Situations that aren't identifiable or appropriate for a given characters are ones that are emotionally dishonest for who that character is at the moment the situation occurs. The moment in the arc when the situation occurs is a crucial consideration, since the whole point of character drama is to put a protagonist through some sort of ordeal that changes them (or they "die trying" in a tragedy).
Many scenes that feel wrong come from placing what might otherwise be an appropriate moment in the wrong place along the arc. For example, a narcissist acting in a self-deprecating manner. If your character arc has on her way to being "humble yet still self-confident" then that may very well happen near the low point. If it happens at other time in the story, it will feel wrong.
Audiences identify with situations when they can believe that the characters who are in the scene would be in that given predicament at that point in time. It's a matter of constantly tracking not only your plot, but also your character arc as it relates to your thematic question, and making sure they reconcile.
Finally, there is the matter of "don't write cool". This doesn't mean you can never have a character that is a hipster or a hep cat (depending on your time period).
Rather, it is referring to the mistake of writing vapid characters in an attempt to meet a surface expectation of what an exciting character is. In other words, trying to get your audience to say "wow, that guy is cool!" rather than really feeling for the character.
Cool characters are ones who are emotionally dishonest by virtue of being straight stereotypes rather than specific people designed around archetypes.
Mediocre action movies often have this problem in the form of the ultra-capable hero whose only flaw is his regret that he couldn't save all the good guys the last time he was called to duty.

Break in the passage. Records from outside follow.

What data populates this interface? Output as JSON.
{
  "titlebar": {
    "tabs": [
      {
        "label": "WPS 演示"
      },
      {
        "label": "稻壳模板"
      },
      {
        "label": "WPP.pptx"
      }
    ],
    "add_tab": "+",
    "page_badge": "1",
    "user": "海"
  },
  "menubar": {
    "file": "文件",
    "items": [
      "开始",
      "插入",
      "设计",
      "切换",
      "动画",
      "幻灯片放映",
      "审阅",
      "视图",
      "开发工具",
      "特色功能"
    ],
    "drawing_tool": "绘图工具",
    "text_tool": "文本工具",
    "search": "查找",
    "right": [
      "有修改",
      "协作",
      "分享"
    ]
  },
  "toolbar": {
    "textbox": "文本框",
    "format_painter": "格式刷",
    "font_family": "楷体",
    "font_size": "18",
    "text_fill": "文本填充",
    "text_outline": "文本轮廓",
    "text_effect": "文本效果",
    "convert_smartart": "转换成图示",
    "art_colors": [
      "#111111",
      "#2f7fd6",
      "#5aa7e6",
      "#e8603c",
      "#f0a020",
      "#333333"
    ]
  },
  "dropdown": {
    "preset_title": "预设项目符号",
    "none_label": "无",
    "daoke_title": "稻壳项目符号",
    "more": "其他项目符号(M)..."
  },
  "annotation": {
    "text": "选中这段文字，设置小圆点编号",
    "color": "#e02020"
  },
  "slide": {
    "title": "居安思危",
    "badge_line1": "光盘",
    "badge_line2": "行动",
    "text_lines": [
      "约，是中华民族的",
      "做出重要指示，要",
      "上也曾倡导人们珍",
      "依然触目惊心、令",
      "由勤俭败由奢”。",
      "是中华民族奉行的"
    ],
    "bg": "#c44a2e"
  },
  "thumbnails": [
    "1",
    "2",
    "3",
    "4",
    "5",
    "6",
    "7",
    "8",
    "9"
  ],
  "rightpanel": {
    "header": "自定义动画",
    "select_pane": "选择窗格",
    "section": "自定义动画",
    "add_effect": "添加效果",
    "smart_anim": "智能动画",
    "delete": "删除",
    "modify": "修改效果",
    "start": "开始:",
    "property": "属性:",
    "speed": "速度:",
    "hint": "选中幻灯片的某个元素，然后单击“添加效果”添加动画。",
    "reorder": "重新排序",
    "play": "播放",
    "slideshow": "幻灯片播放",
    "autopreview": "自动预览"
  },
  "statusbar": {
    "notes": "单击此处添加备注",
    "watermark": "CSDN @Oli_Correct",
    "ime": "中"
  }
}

But the romantic comedy stereotype of the super-competent ice queen who just needs the right man to melt her heart is just as much a lazy, "cool" character.
You have to strive to create characters and situations that are both "cool" in the entertainment value sense (as determined by your genre) and emotionally honest, and therefore compelling and interesting (even if not necessarily empathetic and identifiable).